- **DESCRIPTION OF THE TASK**
Every line below should be repeated exactly as written.

- **Data records for software interfaces**
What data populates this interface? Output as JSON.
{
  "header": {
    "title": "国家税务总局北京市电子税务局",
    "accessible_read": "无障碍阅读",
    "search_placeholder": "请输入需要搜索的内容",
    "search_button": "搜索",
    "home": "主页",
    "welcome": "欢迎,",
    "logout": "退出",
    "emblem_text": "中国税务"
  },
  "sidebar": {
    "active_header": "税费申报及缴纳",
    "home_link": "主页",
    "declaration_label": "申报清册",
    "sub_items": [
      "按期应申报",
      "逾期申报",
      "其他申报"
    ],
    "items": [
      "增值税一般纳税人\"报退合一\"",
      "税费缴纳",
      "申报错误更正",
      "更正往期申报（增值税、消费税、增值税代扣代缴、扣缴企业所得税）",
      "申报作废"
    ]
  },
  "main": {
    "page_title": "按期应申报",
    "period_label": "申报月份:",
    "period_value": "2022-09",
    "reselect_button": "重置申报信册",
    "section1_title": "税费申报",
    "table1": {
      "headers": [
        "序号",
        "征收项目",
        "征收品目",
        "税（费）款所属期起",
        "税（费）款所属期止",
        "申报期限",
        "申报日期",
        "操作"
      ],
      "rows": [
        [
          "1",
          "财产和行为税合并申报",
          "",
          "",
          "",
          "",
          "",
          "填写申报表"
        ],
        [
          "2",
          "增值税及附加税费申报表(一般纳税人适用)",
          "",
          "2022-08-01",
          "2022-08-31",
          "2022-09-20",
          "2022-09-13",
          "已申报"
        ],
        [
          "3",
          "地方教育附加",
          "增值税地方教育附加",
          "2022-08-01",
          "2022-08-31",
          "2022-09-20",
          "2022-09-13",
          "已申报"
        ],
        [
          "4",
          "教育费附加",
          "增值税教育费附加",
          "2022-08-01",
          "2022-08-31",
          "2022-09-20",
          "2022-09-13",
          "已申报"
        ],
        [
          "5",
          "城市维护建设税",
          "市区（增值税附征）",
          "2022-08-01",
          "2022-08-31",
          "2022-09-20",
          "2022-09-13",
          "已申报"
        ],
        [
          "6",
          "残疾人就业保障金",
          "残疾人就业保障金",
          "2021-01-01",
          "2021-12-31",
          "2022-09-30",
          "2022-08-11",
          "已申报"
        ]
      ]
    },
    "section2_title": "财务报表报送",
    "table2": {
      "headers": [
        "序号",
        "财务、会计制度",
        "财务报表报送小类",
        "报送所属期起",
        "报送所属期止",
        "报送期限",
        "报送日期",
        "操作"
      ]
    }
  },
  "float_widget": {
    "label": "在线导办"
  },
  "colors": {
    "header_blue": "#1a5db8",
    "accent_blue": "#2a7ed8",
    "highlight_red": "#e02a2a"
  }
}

- **EXERCISE SOLUTION**
What data populates this interface? Output as JSON.
{
  "header": {
    "title": "国家税务总局北京市电子税务局",
    "accessible_read": "无障碍阅读",
    "search_placeholder": "请输入需要搜索的内容",
    "search_button": "搜索",
    "home": "主页",
    "welcome": "欢迎,",
    "logout": "退出",
    "emblem_text": "中国税务"
  },
  "sidebar": {
    "active_header": "税费申报及缴纳",
    "home_link": "主页",
    "declaration_label": "申报清册",
    "sub_items": [
      "按期应申报",
      "逾期申报",
      "其他申报"
    ],
    "items": [
      "增值税一般纳税人\"报退合一\"",
      "税费缴纳",
      "申报错误更正",
      "更正往期申报（增值税、消费税、增值税代扣代缴、扣缴企业所得税）",
      "申报作废"
    ]
  },
  "main": {
    "page_title": "按期应申报",
    "period_label": "申报月份:",
    "period_value": "2022-09",
    "reselect_button": "重置申报信册",
    "section1_title": "税费申报",
    "table1": {
      "headers": [
        "序号",
        "征收项目",
        "征收品目",
        "税（费）款所属期起",
        "税（费）款所属期止",
        "申报期限",
        "申报日期",
        "操作"
      ],
      "rows": [
        [
          "1",
          "财产和行为税合并申报",
          "",
          "",
          "",
          "",
          "",
          "填写申报表"
        ],
        [
          "2",
          "增值税及附加税费申报表(一般纳税人适用)",
          "",
          "2022-08-01",
          "2022-08-31",
          "2022-09-20",
          "2022-09-13",
          "已申报"
        ],
        [
          "3",
          "地方教育附加",
          "增值税地方教育附加",
          "2022-08-01",
          "2022-08-31",
          "2022-09-20",
          "2022-09-13",
          "已申报"
        ],
        [
          "4",
          "教育费附加",
          "增值税教育费附加",
          "2022-08-01",
          "2022-08-31",
          "2022-09-20",
          "2022-09-13",
          "已申报"
        ],
        [
          "5",
          "城市维护建设税",
          "市区（增值税附征）",
          "2022-08-01",
          "2022-08-31",
          "2022-09-20",
          "2022-09-13",
          "已申报"
        ],
        [
          "6",
          "残疾人就业保障金",
          "残疾人就业保障金",
          "2021-01-01",
          "2021-12-31",
          "2022-09-30",
          "2022-08-11",
          "已申报"
        ]
      ]
    },
    "section2_title": "财务报表报送",
    "table2": {
      "headers": [
        "序号",
        "财务、会计制度",
        "财务报表报送小类",
        "报送所属期起",
        "报送所属期止",
        "报送期限",
        "报送日期",
        "操作"
      ]
    }
  },
  "float_widget": {
    "label": "在线导办"
  },
  "colors": {
    "header_blue": "#1a5db8",
    "accent_blue": "#2a7ed8",
    "highlight_red": "#e02a2a"
  }
}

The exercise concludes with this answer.